A Mind to Murder by P.D. James (1963)

Maybe – just maybe – I read too much P.D. James in one go. I went straight from Cover Her Face to the second Adam Dalgliesh novel, but I found this one really grated on me. A Mind to Murder is set in – surprise, surprise – a former posh house (townhouse this time) that’s been converted to another use. Here, the house is now a psychiatric clinic, and the administration manager is the unfortunate victim. There were some things I really liked about this one. Descriptions of the house, the city and the season (autumn) were vivid and compelling, and it was interesting reading a depiction of a psychiatric clinic in the early days of NHS mental health treatment. However, I find that I’m starting to dislike Adam Dalgliesh – he’s like an emo Lord Peter Wimsey – and while he has plenty of personality quirks, he doesn’t seem to have any particularly acute powers of detection. I’m pretty sure any other policeman could have solved this one, and I like my detectives a little more indispensable. After reading three Adam Dalgliesh novels, I also feel like it’s really obvious which benches this Baroness of Crime sat on in the House of Lords – and I can’t help comparing them to Ruth Rendell’s Inspector Wexford novels. There are points in A Mind to Murder that make Miss Marple look like Jeremy Corbyn. Personally, I also struggled with some of the descriptions of ECT and LSD treatment in the clinic, but that was the 60s for you.
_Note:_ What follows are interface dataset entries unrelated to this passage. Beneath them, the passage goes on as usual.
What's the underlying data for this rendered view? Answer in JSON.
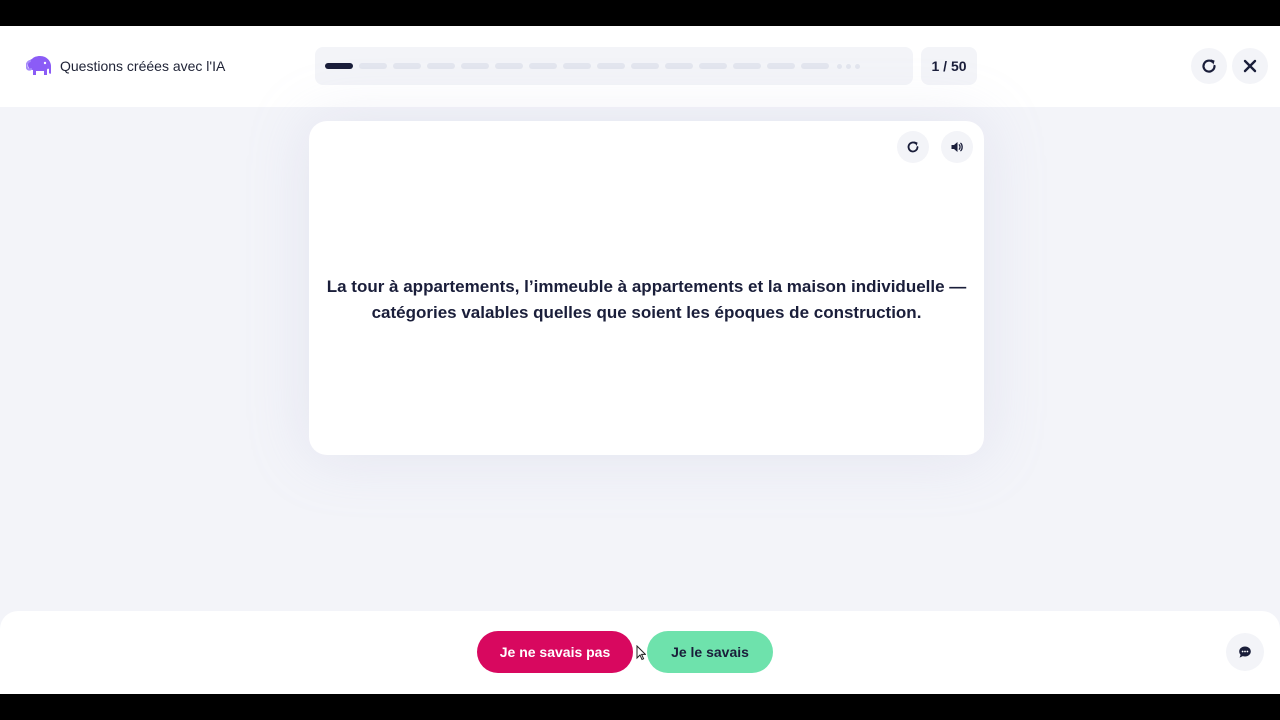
{
  "header": {
    "brand_title": "Questions créées avec l'IA",
    "brand_icon": "elephant-icon",
    "progress": {
      "current": 1,
      "total": 50
    },
    "counter_text": "1 / 50",
    "restart_icon": "restart-icon",
    "close_icon": "close-icon"
  },
  "card": {
    "flip_icon": "refresh-icon",
    "audio_icon": "speaker-icon",
    "text": "La tour à appartements, l’immeuble à appartements et la maison individuelle — catégories valables quelles que soient les époques de construction."
  },
  "footer": {
    "dont_know_label": "Je ne savais pas",
    "know_label": "Je le savais",
    "chat_icon": "chat-icon"
  },
  "colors": {
    "accent_dark": "#1a1e3a",
    "dont_know": "#d8085f",
    "know": "#6ee2ac",
    "brand": "#8b5cf6"
  }
}
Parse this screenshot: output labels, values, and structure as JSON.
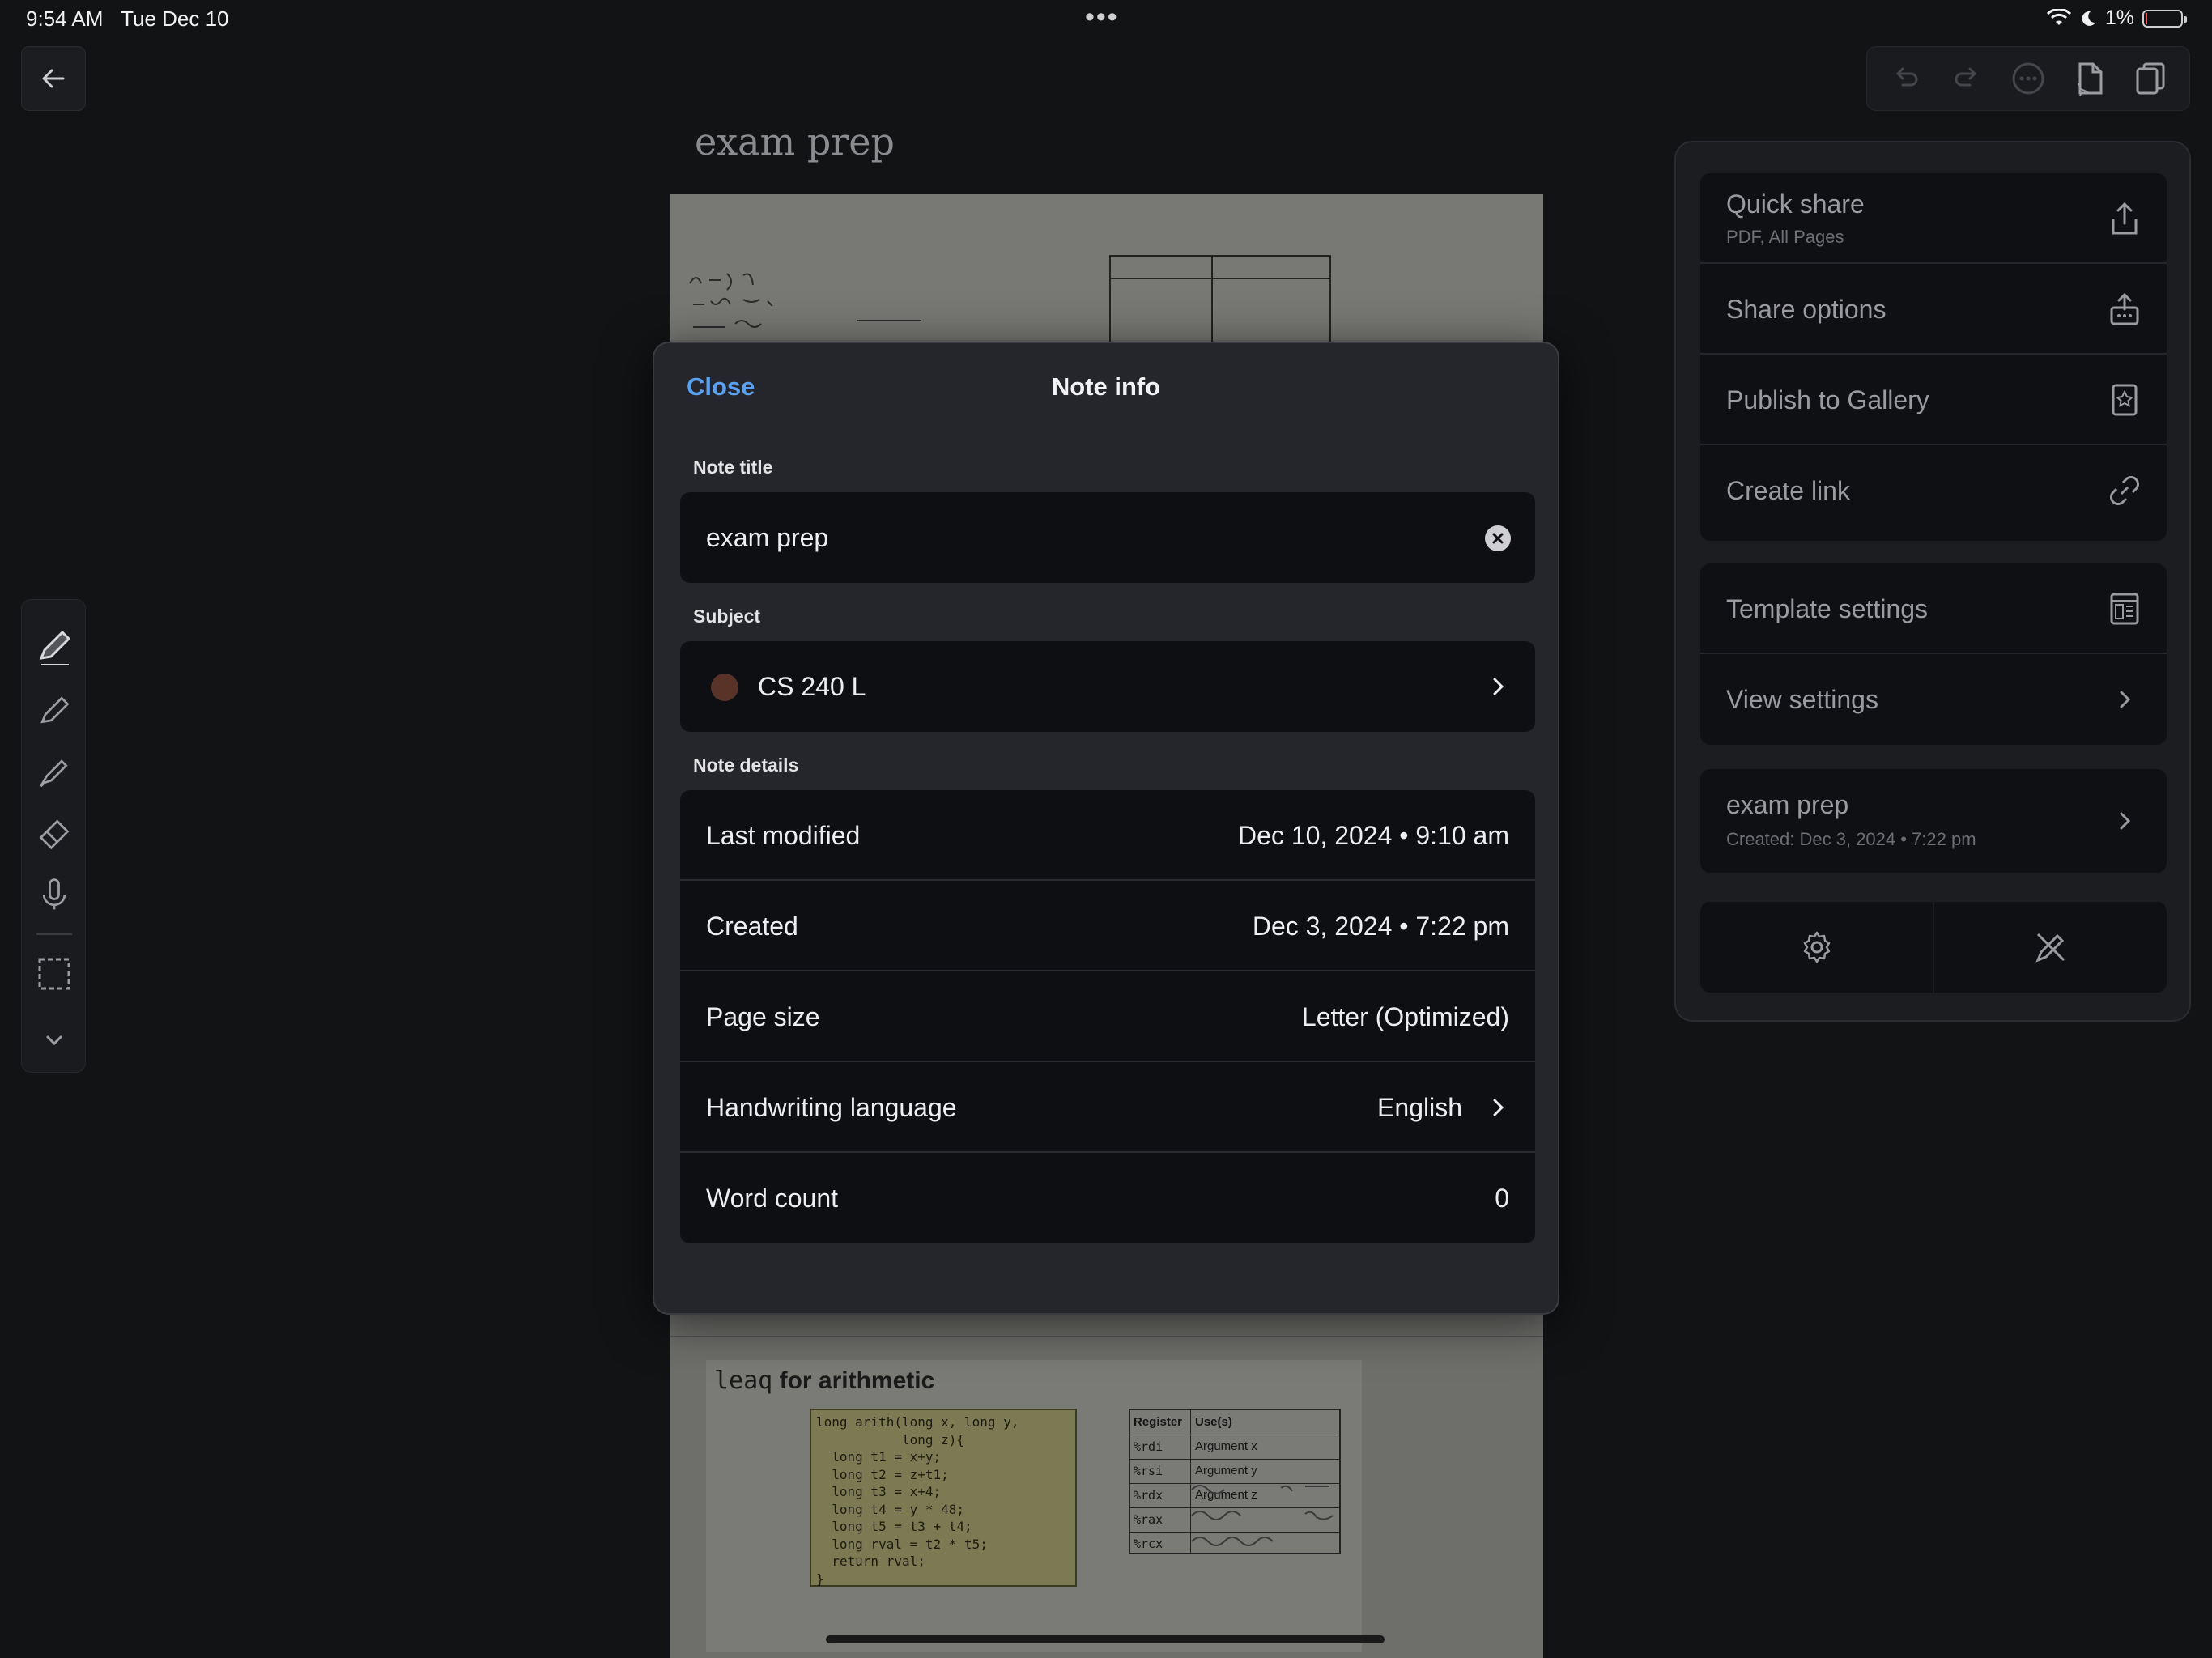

The Casual Vacancy by J.K. Rowling (2012)

Here’s another one I bought at the fun day in August. Now, this might sound shocking, but I’d never read anything by J.K. Rowling before. I love Robert Galbraith, though, so I had a sneaking suspicion I’d probably like Rowling too. Hmm… The Casual Vacancy was Rowling’s first ‘adult’ novel after the final Harry Potter book. It’s set in the West Country village of Pagford, and tells the story of the confusion, conflict and machinations set in motion by the death of Parish Councillor Barry Fairbrother. It’s an overtly political book (even making direct reference to certain political parties), and its sprawling cast are drawn into debates on social housing, addiction and education in the run-up to the election. And… I really didn’t like it. Clearly trying to shake off the Hogwarts dust, Rowling has created a nasty, cynical little tale, where casual sexual assault, physical abuse and crime mount towards a painful climax (and an election that, by that point, really doesn’t matter). As the novel progresses, it’s clear that this is intended to be a ‘social issues’ novel, in the vein of Dickens or Eliot (it was dubbed Mugglemarch by some). Krystal Weedon becomes our council estate Tess of the D’Urbervilles, and we watch, pity and analyse (but don’t identify with) the horrors of Krystal’s life. To ensure no identification accidentally occurs, Krystal’s speech is written entirely phonetically, and this really really annoyed me. Turns out, I don’t like J.K. Rowling books. But I still love Robert Galbraith.